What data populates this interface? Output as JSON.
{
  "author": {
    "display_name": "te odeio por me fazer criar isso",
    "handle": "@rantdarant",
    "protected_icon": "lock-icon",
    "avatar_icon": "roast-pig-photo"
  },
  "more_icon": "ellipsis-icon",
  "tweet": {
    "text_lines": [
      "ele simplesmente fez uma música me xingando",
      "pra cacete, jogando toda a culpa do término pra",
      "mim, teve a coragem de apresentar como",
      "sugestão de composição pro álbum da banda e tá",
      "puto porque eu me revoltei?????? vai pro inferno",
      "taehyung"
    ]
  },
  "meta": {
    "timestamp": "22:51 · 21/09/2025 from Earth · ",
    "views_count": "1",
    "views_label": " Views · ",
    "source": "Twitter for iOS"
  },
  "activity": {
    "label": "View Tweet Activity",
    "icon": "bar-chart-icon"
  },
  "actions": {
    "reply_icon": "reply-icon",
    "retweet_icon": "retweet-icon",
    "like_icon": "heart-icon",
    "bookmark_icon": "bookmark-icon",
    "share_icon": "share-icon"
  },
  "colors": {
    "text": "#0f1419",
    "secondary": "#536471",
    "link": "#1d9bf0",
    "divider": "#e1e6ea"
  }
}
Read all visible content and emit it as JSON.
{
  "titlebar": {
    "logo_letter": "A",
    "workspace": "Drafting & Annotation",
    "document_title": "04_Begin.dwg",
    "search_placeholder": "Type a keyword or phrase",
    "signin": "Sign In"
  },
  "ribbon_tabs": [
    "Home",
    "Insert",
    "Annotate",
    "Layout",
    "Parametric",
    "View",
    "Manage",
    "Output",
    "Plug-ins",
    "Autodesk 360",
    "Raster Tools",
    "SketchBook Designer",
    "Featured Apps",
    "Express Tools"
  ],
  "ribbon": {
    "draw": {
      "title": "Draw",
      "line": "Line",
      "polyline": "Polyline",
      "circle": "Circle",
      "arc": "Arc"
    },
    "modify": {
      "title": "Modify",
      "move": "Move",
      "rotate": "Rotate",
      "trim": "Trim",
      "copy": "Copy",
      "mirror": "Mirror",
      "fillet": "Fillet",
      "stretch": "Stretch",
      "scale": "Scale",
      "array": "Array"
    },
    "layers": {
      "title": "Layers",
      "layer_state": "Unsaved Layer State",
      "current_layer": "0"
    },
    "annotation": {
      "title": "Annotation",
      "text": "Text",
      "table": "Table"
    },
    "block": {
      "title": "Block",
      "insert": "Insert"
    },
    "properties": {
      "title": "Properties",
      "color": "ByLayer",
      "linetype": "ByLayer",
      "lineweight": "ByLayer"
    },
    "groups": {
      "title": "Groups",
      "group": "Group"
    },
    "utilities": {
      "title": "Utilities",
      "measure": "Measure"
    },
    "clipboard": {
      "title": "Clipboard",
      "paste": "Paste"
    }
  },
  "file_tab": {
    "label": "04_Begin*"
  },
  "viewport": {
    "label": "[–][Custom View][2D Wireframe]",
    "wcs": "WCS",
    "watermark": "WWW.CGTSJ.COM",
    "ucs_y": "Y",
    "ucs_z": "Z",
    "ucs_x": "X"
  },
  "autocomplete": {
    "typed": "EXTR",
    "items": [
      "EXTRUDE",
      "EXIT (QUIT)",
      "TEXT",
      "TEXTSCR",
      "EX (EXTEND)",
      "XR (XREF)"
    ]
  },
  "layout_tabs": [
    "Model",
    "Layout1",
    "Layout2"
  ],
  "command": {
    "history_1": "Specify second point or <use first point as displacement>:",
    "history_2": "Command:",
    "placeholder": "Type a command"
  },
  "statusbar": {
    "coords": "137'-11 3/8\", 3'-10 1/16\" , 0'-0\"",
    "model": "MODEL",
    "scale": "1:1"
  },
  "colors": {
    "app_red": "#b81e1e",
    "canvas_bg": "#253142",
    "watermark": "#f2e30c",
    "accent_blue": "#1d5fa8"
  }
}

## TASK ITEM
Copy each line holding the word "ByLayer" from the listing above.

## ANSWER TO THE PROBLEM
      "color": "ByLayer",
      "linetype": "ByLayer",
      "lineweight": "ByLayer"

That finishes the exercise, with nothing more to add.